# [REQUIRED WORK]
Wherever the string "date" occurs in a line of these records, report that line.

# [DATA FOR THE TASK]
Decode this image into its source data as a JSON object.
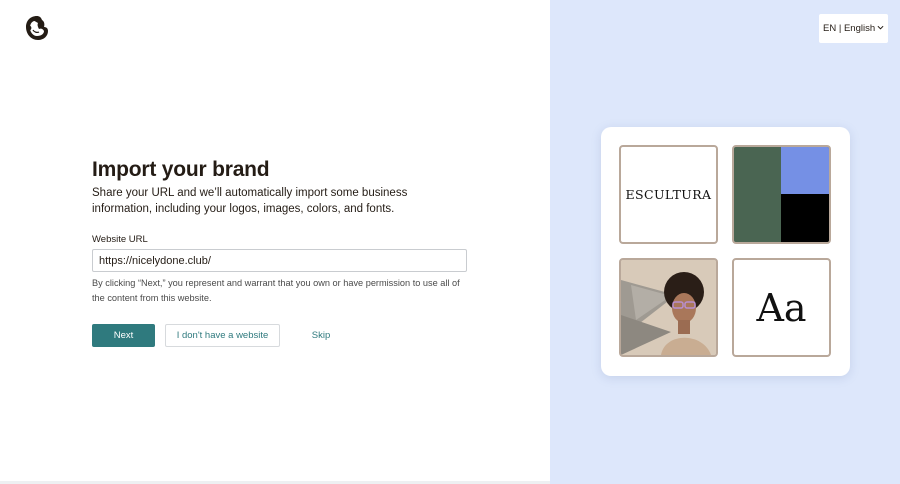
{
  "header": {
    "logo_icon": "mailchimp-freddie-logo-icon",
    "language_label": "EN | English",
    "language_chevron_icon": "chevron-down-icon"
  },
  "form": {
    "title": "Import your brand",
    "description": "Share your URL and we’ll automatically import some business information, including your logos, images, colors, and fonts.",
    "url_label": "Website URL",
    "url_value": "https://nicelydone.club/",
    "disclaimer": "By clicking “Next,” you represent and warrant that you own or have permission to use all of the content from this website.",
    "next_label": "Next",
    "no_website_label": "I don't have a website",
    "skip_label": "Skip"
  },
  "preview": {
    "logo_text": "ESCULTURA",
    "font_sample": "Aa",
    "colors": [
      "#4a6552",
      "#7590e5",
      "#000000"
    ],
    "accent": "#2f7a7e",
    "background": "#dde7fb"
  }
}
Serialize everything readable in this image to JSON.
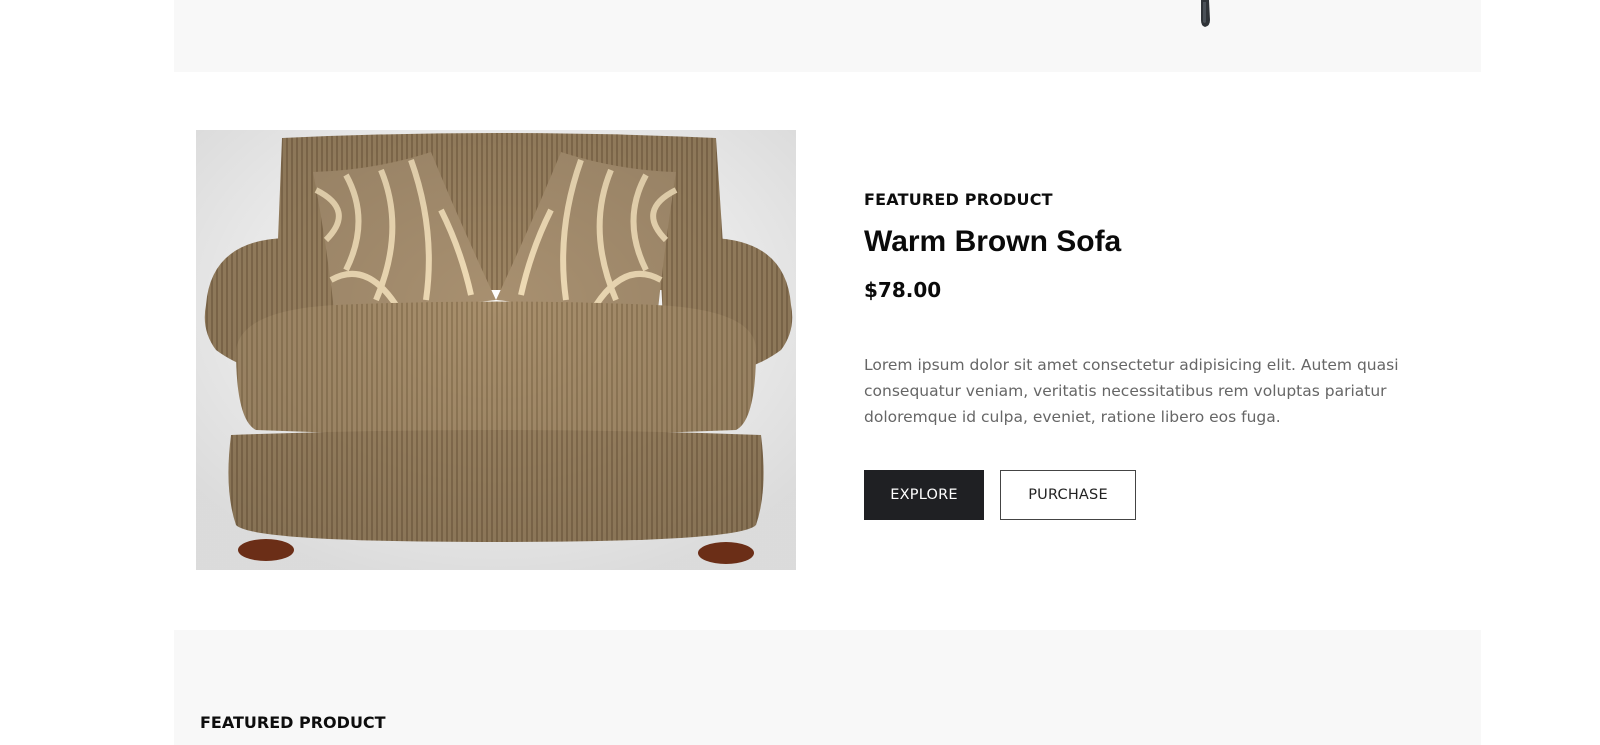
{
  "featured": {
    "eyebrow": "FEATURED PRODUCT",
    "title": "Warm Brown Sofa",
    "price": "$78.00",
    "description": "Lorem ipsum dolor sit amet consectetur adipisicing elit. Autem quasi consequatur veniam, veritatis necessitatibus rem voluptas pariatur doloremque id culpa, eveniet, ratione libero eos fuga.",
    "explore_label": "EXPLORE",
    "purchase_label": "PURCHASE",
    "image_icon": "sofa-image"
  },
  "next_section": {
    "eyebrow": "FEATURED PRODUCT"
  },
  "colors": {
    "band": "#f8f8f8",
    "primary_button": "#1f2023",
    "text_muted": "#666666"
  }
}
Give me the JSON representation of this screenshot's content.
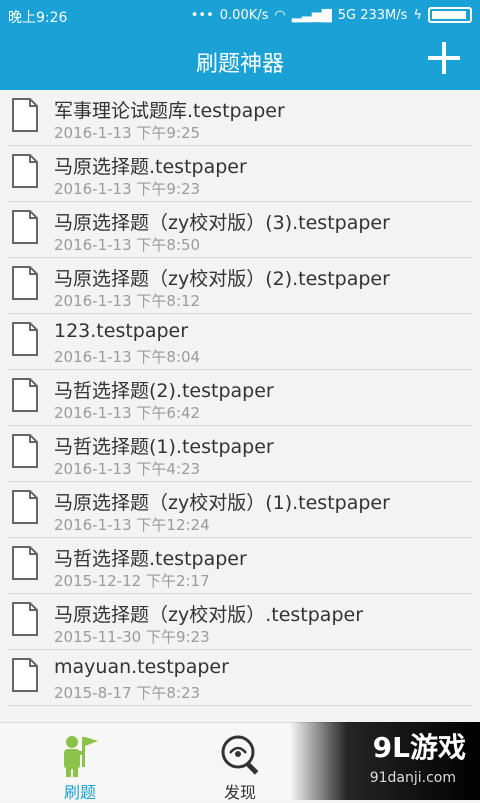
{
  "status": {
    "time": "晚上9:26",
    "network": "0.00K/s",
    "signal": "5G 233M/s"
  },
  "appbar": {
    "title": "刷题神器",
    "add_icon": "plus-icon"
  },
  "files": [
    {
      "name": "军事理论试题库.testpaper",
      "date": "2016-1-13  下午9:25"
    },
    {
      "name": "马原选择题.testpaper",
      "date": "2016-1-13  下午9:23"
    },
    {
      "name": "马原选择题（zy校对版）(3).testpaper",
      "date": "2016-1-13  下午8:50"
    },
    {
      "name": "马原选择题（zy校对版）(2).testpaper",
      "date": "2016-1-13  下午8:12"
    },
    {
      "name": "123.testpaper",
      "date": "2016-1-13  下午8:04"
    },
    {
      "name": "马哲选择题(2).testpaper",
      "date": "2016-1-13  下午6:42"
    },
    {
      "name": "马哲选择题(1).testpaper",
      "date": "2016-1-13  下午4:23"
    },
    {
      "name": "马原选择题（zy校对版）(1).testpaper",
      "date": "2016-1-13  下午12:24"
    },
    {
      "name": "马哲选择题.testpaper",
      "date": "2015-12-12  下午2:17"
    },
    {
      "name": "马原选择题（zy校对版）.testpaper",
      "date": "2015-11-30  下午9:23"
    },
    {
      "name": "mayuan.testpaper",
      "date": "2015-8-17  下午8:23"
    }
  ],
  "tabs": [
    {
      "label": "刷题",
      "icon": "practice-icon",
      "active": true
    },
    {
      "label": "发现",
      "icon": "discover-icon",
      "active": false
    }
  ],
  "watermark": {
    "logo": "9L游戏",
    "site": "91danji.com"
  },
  "colors": {
    "primary": "#1aa1d6",
    "active_tab": "#1aa1d6",
    "icon_green": "#8bc34a"
  }
}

# [TASK RESULT]
      "date": "2016-1-13  下午9:25"
      "date": "2016-1-13  下午9:23"
      "date": "2016-1-13  下午8:50"
      "date": "2016-1-13  下午8:12"
      "date": "2016-1-13  下午8:04"
      "date": "2016-1-13  下午6:42"
      "date": "2016-1-13  下午4:23"
      "date": "2016-1-13  下午12:24"
      "date": "2015-12-12  下午2:17"
      "date": "2015-11-30  下午9:23"
      "date": "2015-8-17  下午8:23"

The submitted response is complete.